Student Accessibility Support
Students with disabilities make up an important part of our Brandeis community. Our diverse community includes students with a range of physical, sensory, psychological, medical and learning disabilities.
While appreciating the strengths and vulnerabilities of all students, Student Accessibility Support seeks to promote the growth of undergraduate and graduate students through individual connection with students, campus-wide initiatives and collaboration with others in the Brandeis community.
If you are a student with a disability, you will be able to access support and accommodations through Student Accessibility Support. Our team will make it easy for you to tap into the rich network of resources, advising, tutoring and programming that are available to all Brandeis students. Additionally, through meetings we will get to know who you are holistically and not solely by your disability.
A team of accessibility specialists oversee and protect students' legally mandated accommodations and, more importantly, will support you to:
- Take responsibility for your own academic career.
- Learn about yourself and your peers.
- Appreciate and explore your strengths.
Our fundamental goal is to empower you and to create opportunities for greater independence and self-advocacy.
Making the Most of the Brandeis Experience
To make the most of your strengths, your needs and the resources available through SAS, we recommend that you:
Partner with SAS. Engage in a partnership with SAS staff members that is based on mutual responsibility and clear communication. Early, proactive discussions and use of strategies can reduce many causes of stress and difficulty.
Communicate frequently with SAS. Maintain ongoing communication with the director, accessibility specialists, your faculty and other staff regarding your needs, growth and opportunities.
Explore the shift to higher education. If you are a new undergraduate student, consider the shift from your previous schooling, where parents and/or teachers assumed responsibility for your disability, to your role as a young adult who is assuming responsibility for yourself. Explore this shift in a meeting with either the director or an accessibility specialist who can promote your making this critical transition.

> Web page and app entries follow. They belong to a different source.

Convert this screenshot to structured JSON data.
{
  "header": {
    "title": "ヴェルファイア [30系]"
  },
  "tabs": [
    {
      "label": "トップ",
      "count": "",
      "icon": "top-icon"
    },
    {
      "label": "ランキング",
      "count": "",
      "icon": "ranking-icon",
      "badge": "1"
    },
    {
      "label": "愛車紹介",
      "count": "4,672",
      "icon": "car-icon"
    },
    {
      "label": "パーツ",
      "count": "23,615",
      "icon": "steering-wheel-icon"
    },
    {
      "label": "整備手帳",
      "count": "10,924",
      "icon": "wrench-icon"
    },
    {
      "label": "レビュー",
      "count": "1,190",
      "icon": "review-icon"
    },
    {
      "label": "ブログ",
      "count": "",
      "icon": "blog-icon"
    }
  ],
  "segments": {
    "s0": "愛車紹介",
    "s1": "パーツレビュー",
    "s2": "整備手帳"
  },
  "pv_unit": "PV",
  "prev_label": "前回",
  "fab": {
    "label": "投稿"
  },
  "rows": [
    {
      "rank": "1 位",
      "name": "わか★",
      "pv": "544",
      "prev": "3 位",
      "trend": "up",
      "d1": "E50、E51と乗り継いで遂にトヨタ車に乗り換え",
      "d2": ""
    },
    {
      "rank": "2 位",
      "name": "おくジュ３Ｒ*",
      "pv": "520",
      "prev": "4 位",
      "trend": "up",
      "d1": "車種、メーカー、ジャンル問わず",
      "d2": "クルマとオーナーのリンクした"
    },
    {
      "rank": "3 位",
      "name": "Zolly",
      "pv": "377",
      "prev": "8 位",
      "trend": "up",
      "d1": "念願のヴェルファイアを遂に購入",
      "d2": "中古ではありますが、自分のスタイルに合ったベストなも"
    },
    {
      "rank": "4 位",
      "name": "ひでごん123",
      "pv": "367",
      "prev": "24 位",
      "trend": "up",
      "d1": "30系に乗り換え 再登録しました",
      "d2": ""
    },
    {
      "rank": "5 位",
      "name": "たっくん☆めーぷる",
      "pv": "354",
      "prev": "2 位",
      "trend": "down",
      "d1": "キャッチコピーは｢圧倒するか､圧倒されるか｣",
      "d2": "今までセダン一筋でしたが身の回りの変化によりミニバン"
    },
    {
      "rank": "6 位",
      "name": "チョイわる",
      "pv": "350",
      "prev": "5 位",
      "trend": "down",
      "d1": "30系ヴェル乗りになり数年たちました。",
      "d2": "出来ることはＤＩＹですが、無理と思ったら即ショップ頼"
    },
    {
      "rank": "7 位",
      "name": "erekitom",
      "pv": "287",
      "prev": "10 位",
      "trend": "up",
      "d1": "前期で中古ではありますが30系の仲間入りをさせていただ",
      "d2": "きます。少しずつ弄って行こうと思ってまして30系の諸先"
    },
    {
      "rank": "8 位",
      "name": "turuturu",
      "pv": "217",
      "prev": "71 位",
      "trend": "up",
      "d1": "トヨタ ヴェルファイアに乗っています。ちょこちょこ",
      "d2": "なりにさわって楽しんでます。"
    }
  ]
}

Consider previous accommodations. If you are a new student, consider the accommodations you previously received and what was most effective for you at your previous school.